--- START ---
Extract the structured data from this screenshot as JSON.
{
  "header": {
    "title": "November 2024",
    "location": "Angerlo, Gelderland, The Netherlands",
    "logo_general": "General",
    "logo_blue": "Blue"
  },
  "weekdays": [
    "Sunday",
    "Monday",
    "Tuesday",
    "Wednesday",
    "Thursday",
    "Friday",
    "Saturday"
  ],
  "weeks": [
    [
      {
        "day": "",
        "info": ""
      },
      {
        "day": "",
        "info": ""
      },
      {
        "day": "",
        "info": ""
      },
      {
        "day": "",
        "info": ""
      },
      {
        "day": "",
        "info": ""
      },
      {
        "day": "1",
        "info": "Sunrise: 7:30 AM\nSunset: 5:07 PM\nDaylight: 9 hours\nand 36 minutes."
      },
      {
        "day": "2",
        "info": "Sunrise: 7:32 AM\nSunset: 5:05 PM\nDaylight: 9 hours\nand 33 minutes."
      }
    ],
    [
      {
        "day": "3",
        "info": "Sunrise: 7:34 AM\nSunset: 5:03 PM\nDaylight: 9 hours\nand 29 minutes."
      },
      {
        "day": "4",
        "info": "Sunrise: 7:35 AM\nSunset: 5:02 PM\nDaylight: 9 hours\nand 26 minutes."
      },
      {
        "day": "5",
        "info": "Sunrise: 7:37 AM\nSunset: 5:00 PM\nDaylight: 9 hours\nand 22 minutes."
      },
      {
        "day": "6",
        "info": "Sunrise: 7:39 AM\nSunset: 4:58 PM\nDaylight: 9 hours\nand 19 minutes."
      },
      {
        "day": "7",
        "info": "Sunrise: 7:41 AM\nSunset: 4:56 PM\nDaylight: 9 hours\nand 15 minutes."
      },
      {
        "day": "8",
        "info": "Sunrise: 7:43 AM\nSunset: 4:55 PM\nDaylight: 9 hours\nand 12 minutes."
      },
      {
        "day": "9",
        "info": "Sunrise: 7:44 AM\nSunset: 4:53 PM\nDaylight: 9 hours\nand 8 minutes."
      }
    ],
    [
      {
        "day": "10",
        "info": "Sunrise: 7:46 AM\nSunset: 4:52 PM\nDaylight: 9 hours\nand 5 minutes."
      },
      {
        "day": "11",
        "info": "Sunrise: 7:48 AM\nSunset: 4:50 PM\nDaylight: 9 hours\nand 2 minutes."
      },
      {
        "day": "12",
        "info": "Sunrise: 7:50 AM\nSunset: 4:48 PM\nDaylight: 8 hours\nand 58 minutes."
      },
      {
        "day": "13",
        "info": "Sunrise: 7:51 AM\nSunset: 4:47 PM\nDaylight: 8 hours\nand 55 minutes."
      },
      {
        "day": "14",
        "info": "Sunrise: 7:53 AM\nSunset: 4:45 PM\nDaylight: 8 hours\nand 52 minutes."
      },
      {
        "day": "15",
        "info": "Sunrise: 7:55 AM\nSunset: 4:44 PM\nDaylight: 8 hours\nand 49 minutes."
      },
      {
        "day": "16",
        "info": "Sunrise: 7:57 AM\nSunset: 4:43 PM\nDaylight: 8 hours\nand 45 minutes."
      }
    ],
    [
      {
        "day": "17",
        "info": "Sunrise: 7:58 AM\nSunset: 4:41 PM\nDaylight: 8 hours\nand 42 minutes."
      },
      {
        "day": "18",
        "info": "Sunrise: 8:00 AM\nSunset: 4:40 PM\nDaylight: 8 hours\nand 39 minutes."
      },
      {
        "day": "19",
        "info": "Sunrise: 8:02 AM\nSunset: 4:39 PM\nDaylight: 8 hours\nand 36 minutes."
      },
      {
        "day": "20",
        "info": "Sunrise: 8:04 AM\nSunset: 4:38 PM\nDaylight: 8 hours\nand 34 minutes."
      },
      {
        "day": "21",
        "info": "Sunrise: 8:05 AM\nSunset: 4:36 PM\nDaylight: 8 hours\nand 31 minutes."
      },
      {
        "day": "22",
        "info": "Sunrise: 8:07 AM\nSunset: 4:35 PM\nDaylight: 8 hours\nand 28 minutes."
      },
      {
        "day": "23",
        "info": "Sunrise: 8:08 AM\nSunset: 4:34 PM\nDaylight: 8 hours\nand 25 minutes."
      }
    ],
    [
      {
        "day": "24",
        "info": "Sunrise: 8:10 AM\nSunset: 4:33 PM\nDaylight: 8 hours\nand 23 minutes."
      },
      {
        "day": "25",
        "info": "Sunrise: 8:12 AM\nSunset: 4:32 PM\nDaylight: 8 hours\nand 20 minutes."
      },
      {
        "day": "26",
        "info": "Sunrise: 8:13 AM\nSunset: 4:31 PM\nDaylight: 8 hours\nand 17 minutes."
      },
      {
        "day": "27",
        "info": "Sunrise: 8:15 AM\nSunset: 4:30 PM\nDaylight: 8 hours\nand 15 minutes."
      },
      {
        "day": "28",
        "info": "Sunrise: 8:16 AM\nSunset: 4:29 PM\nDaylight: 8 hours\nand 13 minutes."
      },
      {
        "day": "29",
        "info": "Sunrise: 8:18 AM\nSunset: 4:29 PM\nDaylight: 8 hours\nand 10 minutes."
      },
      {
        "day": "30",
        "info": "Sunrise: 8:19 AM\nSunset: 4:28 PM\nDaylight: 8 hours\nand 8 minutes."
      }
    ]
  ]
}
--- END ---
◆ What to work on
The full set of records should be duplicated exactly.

◆ Completed exercise
Extract the structured data from this screenshot as JSON.
{
  "header": {
    "title": "November 2024",
    "location": "Angerlo, Gelderland, The Netherlands",
    "logo_general": "General",
    "logo_blue": "Blue"
  },
  "weekdays": [
    "Sunday",
    "Monday",
    "Tuesday",
    "Wednesday",
    "Thursday",
    "Friday",
    "Saturday"
  ],
  "weeks": [
    [
      {
        "day": "",
        "info": ""
      },
      {
        "day": "",
        "info": ""
      },
      {
        "day": "",
        "info": ""
      },
      {
        "day": "",
        "info": ""
      },
      {
        "day": "",
        "info": ""
      },
      {
        "day": "1",
        "info": "Sunrise: 7:30 AM\nSunset: 5:07 PM\nDaylight: 9 hours\nand 36 minutes."
      },
      {
        "day": "2",
        "info": "Sunrise: 7:32 AM\nSunset: 5:05 PM\nDaylight: 9 hours\nand 33 minutes."
      }
    ],
    [
      {
        "day": "3",
        "info": "Sunrise: 7:34 AM\nSunset: 5:03 PM\nDaylight: 9 hours\nand 29 minutes."
      },
      {
        "day": "4",
        "info": "Sunrise: 7:35 AM\nSunset: 5:02 PM\nDaylight: 9 hours\nand 26 minutes."
      },
      {
        "day": "5",
        "info": "Sunrise: 7:37 AM\nSunset: 5:00 PM\nDaylight: 9 hours\nand 22 minutes."
      },
      {
        "day": "6",
        "info": "Sunrise: 7:39 AM\nSunset: 4:58 PM\nDaylight: 9 hours\nand 19 minutes."
      },
      {
        "day": "7",
        "info": "Sunrise: 7:41 AM\nSunset: 4:56 PM\nDaylight: 9 hours\nand 15 minutes."
      },
      {
        "day": "8",
        "info": "Sunrise: 7:43 AM\nSunset: 4:55 PM\nDaylight: 9 hours\nand 12 minutes."
      },
      {
        "day": "9",
        "info": "Sunrise: 7:44 AM\nSunset: 4:53 PM\nDaylight: 9 hours\nand 8 minutes."
      }
    ],
    [
      {
        "day": "10",
        "info": "Sunrise: 7:46 AM\nSunset: 4:52 PM\nDaylight: 9 hours\nand 5 minutes."
      },
      {
        "day": "11",
        "info": "Sunrise: 7:48 AM\nSunset: 4:50 PM\nDaylight: 9 hours\nand 2 minutes."
      },
      {
        "day": "12",
        "info": "Sunrise: 7:50 AM\nSunset: 4:48 PM\nDaylight: 8 hours\nand 58 minutes."
      },
      {
        "day": "13",
        "info": "Sunrise: 7:51 AM\nSunset: 4:47 PM\nDaylight: 8 hours\nand 55 minutes."
      },
      {
        "day": "14",
        "info": "Sunrise: 7:53 AM\nSunset: 4:45 PM\nDaylight: 8 hours\nand 52 minutes."
      },
      {
        "day": "15",
        "info": "Sunrise: 7:55 AM\nSunset: 4:44 PM\nDaylight: 8 hours\nand 49 minutes."
      },
      {
        "day": "16",
        "info": "Sunrise: 7:57 AM\nSunset: 4:43 PM\nDaylight: 8 hours\nand 45 minutes."
      }
    ],
    [
      {
        "day": "17",
        "info": "Sunrise: 7:58 AM\nSunset: 4:41 PM\nDaylight: 8 hours\nand 42 minutes."
      },
      {
        "day": "18",
        "info": "Sunrise: 8:00 AM\nSunset: 4:40 PM\nDaylight: 8 hours\nand 39 minutes."
      },
      {
        "day": "19",
        "info": "Sunrise: 8:02 AM\nSunset: 4:39 PM\nDaylight: 8 hours\nand 36 minutes."
      },
      {
        "day": "20",
        "info": "Sunrise: 8:04 AM\nSunset: 4:38 PM\nDaylight: 8 hours\nand 34 minutes."
      },
      {
        "day": "21",
        "info": "Sunrise: 8:05 AM\nSunset: 4:36 PM\nDaylight: 8 hours\nand 31 minutes."
      },
      {
        "day": "22",
        "info": "Sunrise: 8:07 AM\nSunset: 4:35 PM\nDaylight: 8 hours\nand 28 minutes."
      },
      {
        "day": "23",
        "info": "Sunrise: 8:08 AM\nSunset: 4:34 PM\nDaylight: 8 hours\nand 25 minutes."
      }
    ],
    [
      {
        "day": "24",
        "info": "Sunrise: 8:10 AM\nSunset: 4:33 PM\nDaylight: 8 hours\nand 23 minutes."
      },
      {
        "day": "25",
        "info": "Sunrise: 8:12 AM\nSunset: 4:32 PM\nDaylight: 8 hours\nand 20 minutes."
      },
      {
        "day": "26",
        "info": "Sunrise: 8:13 AM\nSunset: 4:31 PM\nDaylight: 8 hours\nand 17 minutes."
      },
      {
        "day": "27",
        "info": "Sunrise: 8:15 AM\nSunset: 4:30 PM\nDaylight: 8 hours\nand 15 minutes."
      },
      {
        "day": "28",
        "info": "Sunrise: 8:16 AM\nSunset: 4:29 PM\nDaylight: 8 hours\nand 13 minutes."
      },
      {
        "day": "29",
        "info": "Sunrise: 8:18 AM\nSunset: 4:29 PM\nDaylight: 8 hours\nand 10 minutes."
      },
      {
        "day": "30",
        "info": "Sunrise: 8:19 AM\nSunset: 4:28 PM\nDaylight: 8 hours\nand 8 minutes."
      }
    ]
  ]
}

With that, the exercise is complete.